Read Part I here: Decision Point
Read Part II here: Wrath of God
Read Part III here: Gimme Shelter
To the pit, off the bike, dig out the warmest jacket I could find, cover my legs with towels, find a seat. Drink some milk and honey for a small recovery, snack on some food. Wait. Shiver. Focus on the positive. Stay off my feet. And wait.
My Dad, Tim and Ryan had dropped the tent to save it from the wind, and tied it down to the cooler to keep it from lifting off. So there we were, in some sort of Being John Malkovich world, crouching in a half-raised tent and trying to stay calm, stay warm and stay informed. Nobody really knew what was going on, and as riders began to filter back into the pits -- halted at the aid stations, some chose to ride back, others were forced to wait for the rescue wagon -- the word was wet, the word was cold: Even if my lap gamble hadn't paid off, at least I was warm and relatively dry longer than those who were stuck out on the course. Our Salsa tent was sandwiched between Cody Gunst on one side and Justin Lund on the other -- Cody had ridden in while Justin got a lift in the box truck. Each of us had our own strategy to deal with the stop.
Eventually, word filtered in that we were looking at a mass restart -- first at 4
p.m., then 4:30, finally confirmed at 5. With the rain tapering off, it was time to start moving; all told, I had 2 hours of down-time with no idea what it would do to my body. Would I shut down? Would I go good? What will that restart look like in the mud?
With about 30 minutes to go, we started getting ready. Tim re-set my bike for mudder conditions: new wheel, crud catcher, lube. As I stood up from the camp chair, I realized that my Honey Stinger gel flask had completly emptied all over my jersey and shorts, setting me up for the following:

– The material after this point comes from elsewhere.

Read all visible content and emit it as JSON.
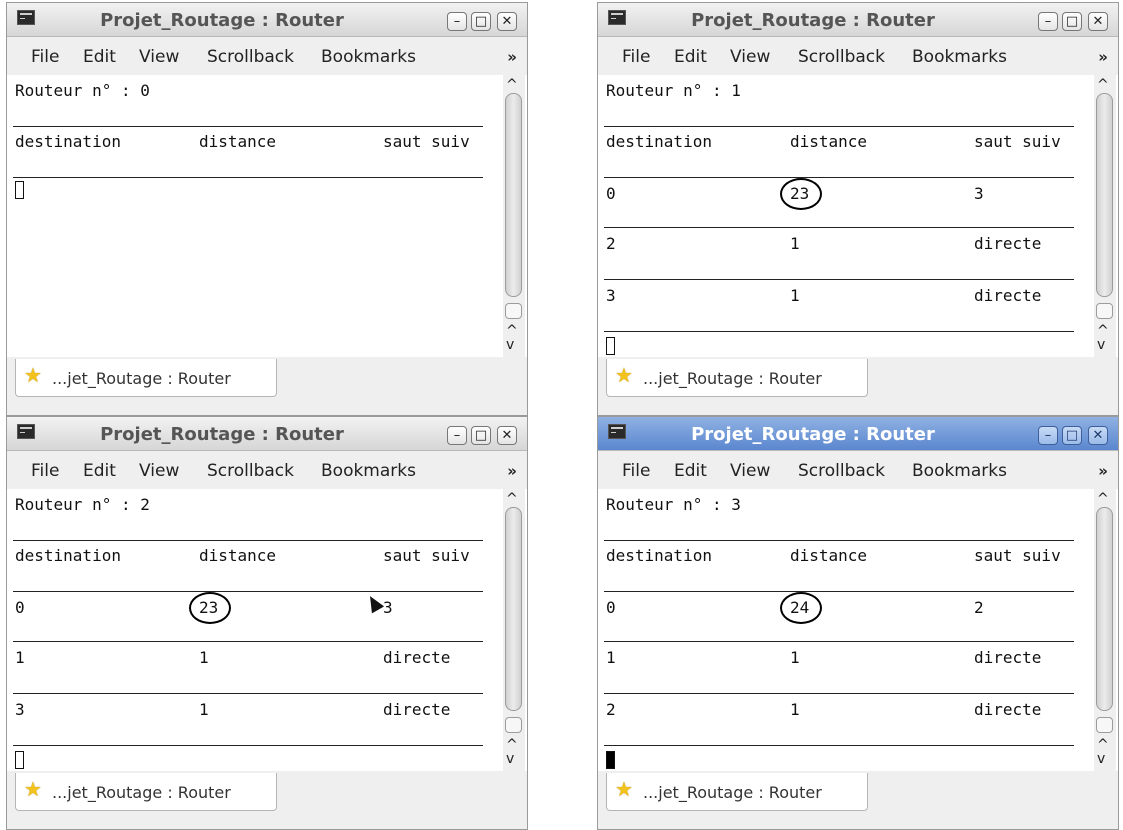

Tim: "Here, let me get that." He walked over with a wet rag and began wiping down the bottom of my jersey.
Me: "Aw, man, it's all over. All over. Here, get my shorts."
Tim: "No worries, it's coming off."
Me: "Yeah, but it's Honey Stinger. The last thing I need is to be chased by bugs through the woods all night."
At this point, Jason, Tim's coworker who had been observing this whole thing, strolls over, and deadpans: "It's not the bugs you need to worry about. It's the hoards of angry Pooh Bears. They're viscious."
... and for the next 17 hours, wet chamois and all, it was all I could do to keep from laughing about angry Pooh Bears after my ass for Honey Stinger.
My dad had made his way to the timing tent, and came back with good news: My fifth lap had counted, and put me in second place behind Ron Stawicki, with only the two of us on the lead lap. None of us had been sure whether Ron, with his single speed prowess on full display, was racing the Open class -- turns out, he was, and had 12-ish minutes on me, even though I had a geared advantage. That news told me two things: first, Ron was out for blood -- he's wanted to win Wausau overall on a SS for years; and second, I had a tall order in front of me. In fact, I was honest with my crew, and told them that while I wasn't conceding by any means, I needed to ride my own race, and wanted them to keep tabs on Jeff in 3rd place vs. updates on Ron in 1st. I knew that if I started chasing Ron I'd put myself in a hole that I might not climb out of.
I pulled off a quick stop in the chalet, where the fire had it nice and warm, and lined up at the front next to Ron for the restart. It's been a while since I did a foot-down XC start, but I knew I needed to give it my all through at least the first few sections of singletrack if I wanted to stay upright and maintain my place. The countdown was on, and as Adam hit "1" I took off -- sure, it's been a while, but I remembered my Stupidweek crit training!
Here's where I need to pay Wes Dickson a debt of gratitude. Wes owns Sycamore Cycles in Brevard, and hosts a Thursday night, all-comers, beat-the-heck-out-of-yourself ride in Pisgah that has tested my limits nearly every week this season. I've ridden harder and faster on those rides than I've ridden in any race, only to blow myself up and do it again -- this is the mountain bike training I've needed to really round out the endurance riding that I enjoy so much. And in those first 3-1/2 miles of restart through small lakes, rivers, mud, rocks and roots of Wausau24-2011, every single one of those rides paid off.
I wasn't first into the singletrack, but I was in the lead group. I was maybe 5th or 6th wheel, and holy crap! I was staying with them! Ron was right there, just one or two wheels up, and damned if he wasn't getting away. I've seen him pull off crazy-smooth moves that I won't even try before, and I have to admit I was surprised as heck that I was staying even -- we were in near full-on WORS mode, slipping and sliding our way through the singletrack, and I was there.
We popped out onto the forest road and began to climb through the mile 4 marker. I did the math and realized there was still 17 hours to go -- 17 hours -- and pulled back a little from the pace we had been setting. I let Ron go as we hit the steep, and settled in with Jeff, getting comfortable and getting ready for a really long afternoon and night in the saddle. I was focused on my race, on what I could do, and concentrated on staying upright and moving forward as best I could through the wet and mud.